• **Data to use**:
★ ★ ★ ★ ★

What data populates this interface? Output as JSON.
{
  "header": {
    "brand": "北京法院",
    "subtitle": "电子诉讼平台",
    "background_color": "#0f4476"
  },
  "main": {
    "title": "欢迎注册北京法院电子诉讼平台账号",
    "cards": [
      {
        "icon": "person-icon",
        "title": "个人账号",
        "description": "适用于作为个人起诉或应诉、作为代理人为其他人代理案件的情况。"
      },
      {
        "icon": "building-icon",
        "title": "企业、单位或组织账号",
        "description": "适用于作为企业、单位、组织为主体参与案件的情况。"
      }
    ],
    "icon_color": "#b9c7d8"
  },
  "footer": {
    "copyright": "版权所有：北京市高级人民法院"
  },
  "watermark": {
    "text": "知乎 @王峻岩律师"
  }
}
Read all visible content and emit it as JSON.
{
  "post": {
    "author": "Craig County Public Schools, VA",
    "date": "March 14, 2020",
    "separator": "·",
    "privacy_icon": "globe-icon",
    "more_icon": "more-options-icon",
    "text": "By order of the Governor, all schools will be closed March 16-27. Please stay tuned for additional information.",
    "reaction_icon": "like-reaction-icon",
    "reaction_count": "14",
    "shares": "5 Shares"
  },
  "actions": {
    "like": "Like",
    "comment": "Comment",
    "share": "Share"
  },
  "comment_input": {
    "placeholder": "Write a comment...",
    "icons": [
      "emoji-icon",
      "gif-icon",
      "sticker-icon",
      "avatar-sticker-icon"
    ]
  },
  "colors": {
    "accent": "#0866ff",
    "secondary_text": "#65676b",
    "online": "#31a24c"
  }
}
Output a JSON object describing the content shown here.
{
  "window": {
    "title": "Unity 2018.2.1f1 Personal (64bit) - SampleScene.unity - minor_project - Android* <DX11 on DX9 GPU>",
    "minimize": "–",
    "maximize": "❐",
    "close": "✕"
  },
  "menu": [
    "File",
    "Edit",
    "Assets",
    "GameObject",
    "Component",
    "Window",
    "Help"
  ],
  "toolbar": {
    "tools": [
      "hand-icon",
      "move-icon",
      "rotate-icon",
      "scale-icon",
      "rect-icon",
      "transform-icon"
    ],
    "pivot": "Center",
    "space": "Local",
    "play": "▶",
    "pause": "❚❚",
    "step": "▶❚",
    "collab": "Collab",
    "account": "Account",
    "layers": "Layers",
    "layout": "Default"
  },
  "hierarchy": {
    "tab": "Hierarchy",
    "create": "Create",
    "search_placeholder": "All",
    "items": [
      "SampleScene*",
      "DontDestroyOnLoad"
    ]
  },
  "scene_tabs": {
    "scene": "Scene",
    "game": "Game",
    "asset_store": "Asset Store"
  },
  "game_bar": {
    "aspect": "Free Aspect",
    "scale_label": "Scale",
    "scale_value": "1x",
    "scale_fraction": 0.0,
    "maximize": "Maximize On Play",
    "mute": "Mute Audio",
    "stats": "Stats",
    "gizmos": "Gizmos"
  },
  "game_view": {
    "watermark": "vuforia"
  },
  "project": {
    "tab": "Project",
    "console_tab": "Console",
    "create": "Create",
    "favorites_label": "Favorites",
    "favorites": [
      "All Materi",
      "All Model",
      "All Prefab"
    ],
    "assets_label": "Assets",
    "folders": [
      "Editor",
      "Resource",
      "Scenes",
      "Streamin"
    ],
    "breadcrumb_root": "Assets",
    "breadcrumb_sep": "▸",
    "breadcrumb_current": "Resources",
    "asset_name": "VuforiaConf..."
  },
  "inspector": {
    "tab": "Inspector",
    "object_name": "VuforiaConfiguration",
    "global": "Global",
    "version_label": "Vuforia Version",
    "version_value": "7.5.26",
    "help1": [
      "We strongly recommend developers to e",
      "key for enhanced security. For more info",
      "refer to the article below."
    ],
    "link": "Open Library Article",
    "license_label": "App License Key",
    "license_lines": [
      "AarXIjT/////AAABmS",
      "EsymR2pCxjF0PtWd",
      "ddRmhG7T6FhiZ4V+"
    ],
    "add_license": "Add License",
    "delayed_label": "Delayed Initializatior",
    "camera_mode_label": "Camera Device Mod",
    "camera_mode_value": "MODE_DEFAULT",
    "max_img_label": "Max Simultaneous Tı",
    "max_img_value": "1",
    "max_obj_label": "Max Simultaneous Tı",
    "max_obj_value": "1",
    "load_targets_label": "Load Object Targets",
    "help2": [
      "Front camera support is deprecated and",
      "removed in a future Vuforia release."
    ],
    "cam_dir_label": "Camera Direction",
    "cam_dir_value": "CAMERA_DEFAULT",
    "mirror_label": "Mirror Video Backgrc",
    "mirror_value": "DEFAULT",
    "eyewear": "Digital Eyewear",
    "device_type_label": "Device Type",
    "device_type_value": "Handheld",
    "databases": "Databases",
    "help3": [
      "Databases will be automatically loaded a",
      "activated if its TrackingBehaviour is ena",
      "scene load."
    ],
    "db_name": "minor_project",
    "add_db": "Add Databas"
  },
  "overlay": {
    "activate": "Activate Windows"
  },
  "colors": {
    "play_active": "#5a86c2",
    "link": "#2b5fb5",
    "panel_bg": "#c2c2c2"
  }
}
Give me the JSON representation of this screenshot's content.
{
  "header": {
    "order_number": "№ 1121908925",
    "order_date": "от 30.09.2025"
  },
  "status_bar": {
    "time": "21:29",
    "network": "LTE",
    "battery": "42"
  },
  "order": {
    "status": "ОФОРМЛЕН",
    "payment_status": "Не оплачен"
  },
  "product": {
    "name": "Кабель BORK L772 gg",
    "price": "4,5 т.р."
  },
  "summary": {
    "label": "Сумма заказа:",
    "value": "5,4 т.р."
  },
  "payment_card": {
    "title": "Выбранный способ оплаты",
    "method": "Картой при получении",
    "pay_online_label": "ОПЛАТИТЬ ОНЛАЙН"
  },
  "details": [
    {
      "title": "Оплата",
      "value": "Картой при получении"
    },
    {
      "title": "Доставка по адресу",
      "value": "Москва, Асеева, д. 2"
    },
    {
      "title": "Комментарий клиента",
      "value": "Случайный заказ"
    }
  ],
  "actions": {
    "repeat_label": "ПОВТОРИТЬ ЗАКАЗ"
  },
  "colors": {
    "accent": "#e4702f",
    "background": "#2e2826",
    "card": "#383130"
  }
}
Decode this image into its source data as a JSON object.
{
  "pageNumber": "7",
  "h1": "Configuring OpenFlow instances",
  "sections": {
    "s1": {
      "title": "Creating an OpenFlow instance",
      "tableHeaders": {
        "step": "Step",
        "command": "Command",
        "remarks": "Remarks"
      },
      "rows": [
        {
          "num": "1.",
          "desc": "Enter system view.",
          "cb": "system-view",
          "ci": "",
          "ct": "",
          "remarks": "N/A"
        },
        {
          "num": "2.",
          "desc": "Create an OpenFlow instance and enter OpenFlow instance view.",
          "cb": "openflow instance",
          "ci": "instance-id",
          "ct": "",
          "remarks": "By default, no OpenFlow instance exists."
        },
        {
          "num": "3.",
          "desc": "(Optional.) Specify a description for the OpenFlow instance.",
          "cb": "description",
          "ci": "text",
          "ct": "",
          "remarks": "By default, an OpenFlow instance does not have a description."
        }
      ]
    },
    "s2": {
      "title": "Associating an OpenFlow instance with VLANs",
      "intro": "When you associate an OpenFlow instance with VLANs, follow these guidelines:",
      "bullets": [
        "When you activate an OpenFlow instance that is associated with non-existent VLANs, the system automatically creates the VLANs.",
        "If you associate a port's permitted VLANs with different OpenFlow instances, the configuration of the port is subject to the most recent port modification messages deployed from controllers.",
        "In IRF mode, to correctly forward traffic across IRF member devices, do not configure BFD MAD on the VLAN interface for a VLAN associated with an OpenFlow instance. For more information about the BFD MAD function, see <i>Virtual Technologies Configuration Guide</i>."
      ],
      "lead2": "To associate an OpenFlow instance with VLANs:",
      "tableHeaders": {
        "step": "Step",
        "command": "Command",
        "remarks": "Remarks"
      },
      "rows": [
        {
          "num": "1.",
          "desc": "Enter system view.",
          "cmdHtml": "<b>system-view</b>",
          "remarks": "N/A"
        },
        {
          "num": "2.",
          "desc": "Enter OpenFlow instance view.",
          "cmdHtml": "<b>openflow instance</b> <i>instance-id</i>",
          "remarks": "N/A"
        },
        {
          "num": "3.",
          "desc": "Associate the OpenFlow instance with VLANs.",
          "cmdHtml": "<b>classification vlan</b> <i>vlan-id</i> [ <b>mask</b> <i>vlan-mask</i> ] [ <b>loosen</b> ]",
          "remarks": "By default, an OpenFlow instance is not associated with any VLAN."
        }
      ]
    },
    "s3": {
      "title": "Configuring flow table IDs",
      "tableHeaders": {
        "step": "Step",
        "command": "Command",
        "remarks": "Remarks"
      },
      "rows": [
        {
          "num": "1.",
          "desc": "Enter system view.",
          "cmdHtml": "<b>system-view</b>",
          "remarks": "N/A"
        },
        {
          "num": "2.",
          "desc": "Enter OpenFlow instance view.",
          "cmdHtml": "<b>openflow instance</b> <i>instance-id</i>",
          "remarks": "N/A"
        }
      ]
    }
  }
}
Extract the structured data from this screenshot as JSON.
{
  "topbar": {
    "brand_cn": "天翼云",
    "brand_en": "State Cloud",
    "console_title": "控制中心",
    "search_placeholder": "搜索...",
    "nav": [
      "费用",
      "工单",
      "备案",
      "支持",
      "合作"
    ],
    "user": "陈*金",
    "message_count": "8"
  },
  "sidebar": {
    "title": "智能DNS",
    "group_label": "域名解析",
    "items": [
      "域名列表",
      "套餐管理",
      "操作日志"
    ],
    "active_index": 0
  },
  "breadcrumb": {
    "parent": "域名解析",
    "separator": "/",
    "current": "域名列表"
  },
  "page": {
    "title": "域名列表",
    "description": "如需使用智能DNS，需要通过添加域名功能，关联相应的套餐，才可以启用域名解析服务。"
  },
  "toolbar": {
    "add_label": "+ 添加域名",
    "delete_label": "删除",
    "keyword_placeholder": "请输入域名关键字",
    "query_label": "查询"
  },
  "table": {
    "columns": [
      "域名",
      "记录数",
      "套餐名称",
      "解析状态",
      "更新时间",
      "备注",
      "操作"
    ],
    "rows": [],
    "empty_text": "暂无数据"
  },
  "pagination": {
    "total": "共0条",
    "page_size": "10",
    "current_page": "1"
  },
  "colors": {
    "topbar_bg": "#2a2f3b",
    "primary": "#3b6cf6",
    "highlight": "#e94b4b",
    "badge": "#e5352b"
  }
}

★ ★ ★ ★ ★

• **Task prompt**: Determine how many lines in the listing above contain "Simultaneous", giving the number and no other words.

• **Response area**: 2